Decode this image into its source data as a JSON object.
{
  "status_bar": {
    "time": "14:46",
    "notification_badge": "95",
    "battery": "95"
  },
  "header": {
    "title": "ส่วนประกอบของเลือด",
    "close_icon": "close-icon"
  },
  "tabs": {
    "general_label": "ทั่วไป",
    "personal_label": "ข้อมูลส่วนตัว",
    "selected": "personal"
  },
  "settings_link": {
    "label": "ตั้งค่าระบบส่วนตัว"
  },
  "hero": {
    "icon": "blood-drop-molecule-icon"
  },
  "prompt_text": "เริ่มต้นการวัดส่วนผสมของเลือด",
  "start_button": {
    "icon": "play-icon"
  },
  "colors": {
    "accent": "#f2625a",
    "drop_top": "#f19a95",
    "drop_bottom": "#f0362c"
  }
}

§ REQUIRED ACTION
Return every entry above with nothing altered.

§ YOUR RESPONSE
Decode this image into its source data as a JSON object.
{
  "status_bar": {
    "time": "14:46",
    "notification_badge": "95",
    "battery": "95"
  },
  "header": {
    "title": "ส่วนประกอบของเลือด",
    "close_icon": "close-icon"
  },
  "tabs": {
    "general_label": "ทั่วไป",
    "personal_label": "ข้อมูลส่วนตัว",
    "selected": "personal"
  },
  "settings_link": {
    "label": "ตั้งค่าระบบส่วนตัว"
  },
  "hero": {
    "icon": "blood-drop-molecule-icon"
  },
  "prompt_text": "เริ่มต้นการวัดส่วนผสมของเลือด",
  "start_button": {
    "icon": "play-icon"
  },
  "colors": {
    "accent": "#f2625a",
    "drop_top": "#f19a95",
    "drop_bottom": "#f0362c"
  }
}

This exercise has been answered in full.